*** Supplied data Section Begins ***
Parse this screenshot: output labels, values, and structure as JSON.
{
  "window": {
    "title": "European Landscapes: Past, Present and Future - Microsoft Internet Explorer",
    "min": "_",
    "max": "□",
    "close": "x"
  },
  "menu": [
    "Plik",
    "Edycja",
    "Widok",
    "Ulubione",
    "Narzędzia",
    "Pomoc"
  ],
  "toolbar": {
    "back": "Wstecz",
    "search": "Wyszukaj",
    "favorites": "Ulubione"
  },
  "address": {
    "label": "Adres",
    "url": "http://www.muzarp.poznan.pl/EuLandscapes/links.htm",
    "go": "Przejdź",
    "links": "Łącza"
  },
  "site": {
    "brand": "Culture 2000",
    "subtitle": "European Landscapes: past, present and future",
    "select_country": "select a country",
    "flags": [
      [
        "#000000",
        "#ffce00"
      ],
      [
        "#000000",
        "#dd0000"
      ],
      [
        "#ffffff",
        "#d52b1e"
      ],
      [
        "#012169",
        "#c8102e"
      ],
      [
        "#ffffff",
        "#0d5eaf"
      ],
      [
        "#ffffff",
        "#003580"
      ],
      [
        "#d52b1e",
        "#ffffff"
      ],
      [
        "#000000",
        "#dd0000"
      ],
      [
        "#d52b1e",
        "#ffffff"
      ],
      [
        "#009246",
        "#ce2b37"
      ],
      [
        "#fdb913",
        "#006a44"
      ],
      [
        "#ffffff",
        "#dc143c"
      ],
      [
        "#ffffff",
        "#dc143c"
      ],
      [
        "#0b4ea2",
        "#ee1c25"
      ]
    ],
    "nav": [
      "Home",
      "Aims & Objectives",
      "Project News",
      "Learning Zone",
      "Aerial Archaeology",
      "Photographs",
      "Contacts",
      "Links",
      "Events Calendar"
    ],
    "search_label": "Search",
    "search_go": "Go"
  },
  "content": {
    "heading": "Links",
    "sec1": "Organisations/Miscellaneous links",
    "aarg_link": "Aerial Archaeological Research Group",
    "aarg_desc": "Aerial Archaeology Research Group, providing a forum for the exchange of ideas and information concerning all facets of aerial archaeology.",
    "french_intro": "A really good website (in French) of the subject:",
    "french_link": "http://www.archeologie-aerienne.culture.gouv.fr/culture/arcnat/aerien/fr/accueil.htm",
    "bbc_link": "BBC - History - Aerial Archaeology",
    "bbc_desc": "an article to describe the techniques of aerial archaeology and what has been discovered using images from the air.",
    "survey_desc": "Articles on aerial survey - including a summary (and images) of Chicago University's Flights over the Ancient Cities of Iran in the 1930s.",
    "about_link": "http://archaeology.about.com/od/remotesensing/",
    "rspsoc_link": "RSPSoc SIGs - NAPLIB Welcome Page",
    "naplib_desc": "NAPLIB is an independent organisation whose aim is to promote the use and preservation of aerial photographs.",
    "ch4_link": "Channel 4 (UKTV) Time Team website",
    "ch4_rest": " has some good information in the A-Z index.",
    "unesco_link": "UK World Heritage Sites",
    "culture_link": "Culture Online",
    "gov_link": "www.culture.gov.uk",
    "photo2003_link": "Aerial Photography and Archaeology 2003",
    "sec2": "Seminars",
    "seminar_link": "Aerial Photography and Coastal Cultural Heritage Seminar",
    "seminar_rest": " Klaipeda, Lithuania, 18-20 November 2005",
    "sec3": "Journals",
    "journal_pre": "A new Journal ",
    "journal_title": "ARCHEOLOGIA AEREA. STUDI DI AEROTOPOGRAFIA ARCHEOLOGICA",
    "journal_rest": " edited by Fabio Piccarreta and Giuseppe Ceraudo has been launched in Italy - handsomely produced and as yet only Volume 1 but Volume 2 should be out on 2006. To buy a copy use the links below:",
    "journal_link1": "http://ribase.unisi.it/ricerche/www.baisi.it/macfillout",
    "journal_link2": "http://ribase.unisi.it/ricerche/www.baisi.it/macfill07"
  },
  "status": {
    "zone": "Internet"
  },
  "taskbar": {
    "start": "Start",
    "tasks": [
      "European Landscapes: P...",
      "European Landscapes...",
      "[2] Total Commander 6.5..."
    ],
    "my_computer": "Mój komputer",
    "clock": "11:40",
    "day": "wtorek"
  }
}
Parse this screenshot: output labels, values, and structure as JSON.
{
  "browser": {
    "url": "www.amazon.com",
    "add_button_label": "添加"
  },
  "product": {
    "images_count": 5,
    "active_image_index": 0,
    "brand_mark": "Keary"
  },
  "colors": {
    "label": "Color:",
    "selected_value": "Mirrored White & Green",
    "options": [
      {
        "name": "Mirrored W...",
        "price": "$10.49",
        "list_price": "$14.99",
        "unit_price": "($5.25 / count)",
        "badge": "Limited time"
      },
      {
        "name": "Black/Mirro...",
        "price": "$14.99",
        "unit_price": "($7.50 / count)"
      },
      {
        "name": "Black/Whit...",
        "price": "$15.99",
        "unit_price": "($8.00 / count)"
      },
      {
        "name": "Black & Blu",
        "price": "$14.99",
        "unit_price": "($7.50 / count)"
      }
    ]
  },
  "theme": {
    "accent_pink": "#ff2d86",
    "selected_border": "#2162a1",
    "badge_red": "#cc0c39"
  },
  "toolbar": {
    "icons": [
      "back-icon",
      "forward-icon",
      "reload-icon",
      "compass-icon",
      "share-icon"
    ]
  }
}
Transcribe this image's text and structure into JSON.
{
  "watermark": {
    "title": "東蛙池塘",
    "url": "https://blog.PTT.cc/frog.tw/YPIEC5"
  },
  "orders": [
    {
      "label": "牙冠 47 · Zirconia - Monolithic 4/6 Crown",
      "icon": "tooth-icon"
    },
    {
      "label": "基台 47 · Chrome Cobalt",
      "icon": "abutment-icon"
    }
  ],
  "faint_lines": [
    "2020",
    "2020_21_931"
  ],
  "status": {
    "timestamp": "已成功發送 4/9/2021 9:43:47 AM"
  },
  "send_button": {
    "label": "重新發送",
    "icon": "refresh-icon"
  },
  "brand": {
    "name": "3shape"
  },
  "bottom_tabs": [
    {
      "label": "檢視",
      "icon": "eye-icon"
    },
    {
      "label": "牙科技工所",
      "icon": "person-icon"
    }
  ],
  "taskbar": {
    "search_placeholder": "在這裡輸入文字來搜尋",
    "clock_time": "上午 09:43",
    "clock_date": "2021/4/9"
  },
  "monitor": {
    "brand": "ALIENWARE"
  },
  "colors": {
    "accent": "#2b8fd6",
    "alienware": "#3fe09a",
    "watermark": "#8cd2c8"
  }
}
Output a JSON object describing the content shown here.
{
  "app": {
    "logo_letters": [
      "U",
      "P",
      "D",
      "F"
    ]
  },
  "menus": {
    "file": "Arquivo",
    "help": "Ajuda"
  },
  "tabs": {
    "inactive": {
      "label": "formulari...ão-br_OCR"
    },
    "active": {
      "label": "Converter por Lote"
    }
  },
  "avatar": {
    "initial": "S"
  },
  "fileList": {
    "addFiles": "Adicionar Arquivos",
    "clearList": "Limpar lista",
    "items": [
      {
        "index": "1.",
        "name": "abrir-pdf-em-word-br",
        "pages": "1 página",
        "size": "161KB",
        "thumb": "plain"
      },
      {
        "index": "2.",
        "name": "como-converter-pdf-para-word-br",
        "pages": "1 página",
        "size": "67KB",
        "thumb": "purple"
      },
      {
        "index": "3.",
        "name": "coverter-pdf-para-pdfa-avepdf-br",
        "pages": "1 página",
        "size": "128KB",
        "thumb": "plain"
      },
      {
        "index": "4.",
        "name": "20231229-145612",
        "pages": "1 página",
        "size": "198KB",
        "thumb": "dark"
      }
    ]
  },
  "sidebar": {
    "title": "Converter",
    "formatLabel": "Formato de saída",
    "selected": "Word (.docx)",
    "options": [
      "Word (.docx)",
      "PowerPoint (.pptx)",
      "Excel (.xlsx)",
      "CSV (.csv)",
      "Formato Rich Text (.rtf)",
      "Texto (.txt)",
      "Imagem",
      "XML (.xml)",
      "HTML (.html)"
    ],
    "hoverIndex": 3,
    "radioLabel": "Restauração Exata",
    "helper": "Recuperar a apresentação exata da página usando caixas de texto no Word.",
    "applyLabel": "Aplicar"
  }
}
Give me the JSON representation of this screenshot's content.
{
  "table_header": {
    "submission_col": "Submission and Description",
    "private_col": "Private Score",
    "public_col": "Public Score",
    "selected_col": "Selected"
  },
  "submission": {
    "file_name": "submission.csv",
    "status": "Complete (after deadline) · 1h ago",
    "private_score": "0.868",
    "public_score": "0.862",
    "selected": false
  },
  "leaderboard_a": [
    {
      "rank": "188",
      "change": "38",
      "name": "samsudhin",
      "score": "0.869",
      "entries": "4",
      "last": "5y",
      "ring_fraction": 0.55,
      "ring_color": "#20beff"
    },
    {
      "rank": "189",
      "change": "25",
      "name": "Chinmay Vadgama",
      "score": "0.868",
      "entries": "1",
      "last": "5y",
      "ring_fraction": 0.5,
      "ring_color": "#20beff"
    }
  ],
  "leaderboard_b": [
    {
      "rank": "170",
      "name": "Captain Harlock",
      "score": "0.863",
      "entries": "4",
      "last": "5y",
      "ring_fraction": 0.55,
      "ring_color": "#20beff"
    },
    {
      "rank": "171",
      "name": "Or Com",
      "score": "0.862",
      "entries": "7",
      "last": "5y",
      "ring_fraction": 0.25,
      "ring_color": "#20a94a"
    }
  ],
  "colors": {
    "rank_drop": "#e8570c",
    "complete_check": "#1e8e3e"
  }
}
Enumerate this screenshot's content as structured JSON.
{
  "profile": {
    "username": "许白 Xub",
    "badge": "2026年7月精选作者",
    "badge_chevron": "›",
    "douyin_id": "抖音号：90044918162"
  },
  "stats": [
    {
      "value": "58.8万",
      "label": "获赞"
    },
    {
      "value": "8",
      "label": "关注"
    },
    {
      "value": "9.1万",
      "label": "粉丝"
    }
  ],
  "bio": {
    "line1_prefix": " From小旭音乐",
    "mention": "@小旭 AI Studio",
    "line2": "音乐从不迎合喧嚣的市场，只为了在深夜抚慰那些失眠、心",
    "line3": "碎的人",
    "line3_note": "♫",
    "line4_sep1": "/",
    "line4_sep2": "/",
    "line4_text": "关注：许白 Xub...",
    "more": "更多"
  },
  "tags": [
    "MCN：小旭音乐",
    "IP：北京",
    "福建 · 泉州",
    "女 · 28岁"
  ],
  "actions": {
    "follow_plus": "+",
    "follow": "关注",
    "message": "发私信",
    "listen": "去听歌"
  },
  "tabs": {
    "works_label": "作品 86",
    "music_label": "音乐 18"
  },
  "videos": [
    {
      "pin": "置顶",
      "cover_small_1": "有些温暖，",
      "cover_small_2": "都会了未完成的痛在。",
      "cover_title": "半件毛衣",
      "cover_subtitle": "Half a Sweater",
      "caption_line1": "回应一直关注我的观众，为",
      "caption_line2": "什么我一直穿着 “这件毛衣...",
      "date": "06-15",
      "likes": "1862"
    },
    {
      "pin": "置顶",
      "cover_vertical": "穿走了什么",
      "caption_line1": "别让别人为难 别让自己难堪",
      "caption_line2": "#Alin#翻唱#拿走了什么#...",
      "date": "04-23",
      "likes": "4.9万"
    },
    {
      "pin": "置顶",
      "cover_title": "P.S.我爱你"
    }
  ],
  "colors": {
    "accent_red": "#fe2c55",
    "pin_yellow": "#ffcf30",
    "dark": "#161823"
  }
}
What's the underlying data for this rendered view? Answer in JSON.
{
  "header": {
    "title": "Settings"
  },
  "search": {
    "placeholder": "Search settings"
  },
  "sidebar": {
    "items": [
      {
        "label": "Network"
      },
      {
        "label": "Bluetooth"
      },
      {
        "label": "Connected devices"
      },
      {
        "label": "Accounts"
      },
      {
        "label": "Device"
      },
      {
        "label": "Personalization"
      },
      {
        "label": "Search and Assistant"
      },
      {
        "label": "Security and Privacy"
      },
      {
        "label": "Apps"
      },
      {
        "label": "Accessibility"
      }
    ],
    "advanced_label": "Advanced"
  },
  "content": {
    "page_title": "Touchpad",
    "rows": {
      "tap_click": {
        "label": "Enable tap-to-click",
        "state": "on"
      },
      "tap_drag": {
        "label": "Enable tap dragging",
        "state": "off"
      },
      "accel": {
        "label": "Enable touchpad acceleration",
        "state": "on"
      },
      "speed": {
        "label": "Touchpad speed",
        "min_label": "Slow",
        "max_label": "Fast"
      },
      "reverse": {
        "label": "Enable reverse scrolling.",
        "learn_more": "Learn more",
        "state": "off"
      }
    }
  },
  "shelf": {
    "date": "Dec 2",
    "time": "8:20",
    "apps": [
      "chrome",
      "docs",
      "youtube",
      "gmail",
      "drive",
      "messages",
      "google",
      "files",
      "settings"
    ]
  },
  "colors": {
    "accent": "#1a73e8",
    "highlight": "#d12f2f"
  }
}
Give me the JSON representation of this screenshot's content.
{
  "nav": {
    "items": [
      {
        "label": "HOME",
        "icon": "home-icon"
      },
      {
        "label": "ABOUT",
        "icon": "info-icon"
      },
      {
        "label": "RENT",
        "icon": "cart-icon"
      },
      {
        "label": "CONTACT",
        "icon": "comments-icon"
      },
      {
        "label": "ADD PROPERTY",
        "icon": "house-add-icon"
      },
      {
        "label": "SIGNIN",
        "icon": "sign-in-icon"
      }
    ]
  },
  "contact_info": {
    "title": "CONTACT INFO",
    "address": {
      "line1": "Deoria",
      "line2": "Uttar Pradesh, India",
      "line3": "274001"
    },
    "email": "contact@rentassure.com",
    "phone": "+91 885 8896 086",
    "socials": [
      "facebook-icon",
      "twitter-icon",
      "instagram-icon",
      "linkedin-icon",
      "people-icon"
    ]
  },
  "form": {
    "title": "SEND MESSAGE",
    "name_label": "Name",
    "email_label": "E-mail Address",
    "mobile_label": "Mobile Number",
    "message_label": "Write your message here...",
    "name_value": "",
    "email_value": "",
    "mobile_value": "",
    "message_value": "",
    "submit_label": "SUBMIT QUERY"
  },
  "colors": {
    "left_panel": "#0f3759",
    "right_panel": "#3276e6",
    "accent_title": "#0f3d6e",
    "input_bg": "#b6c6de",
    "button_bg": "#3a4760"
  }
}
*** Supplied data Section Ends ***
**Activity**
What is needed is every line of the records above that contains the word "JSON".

**Your response**
Parse this screenshot: output labels, values, and structure as JSON.
Parse this screenshot: output labels, values, and structure as JSON.
Transcribe this image's text and structure into JSON.
Output a JSON object describing the content shown here.
Give me the JSON representation of this screenshot's content.
Enumerate this screenshot's content as structured JSON.
What's the underlying data for this rendered view? Answer in JSON.
Give me the JSON representation of this screenshot's content.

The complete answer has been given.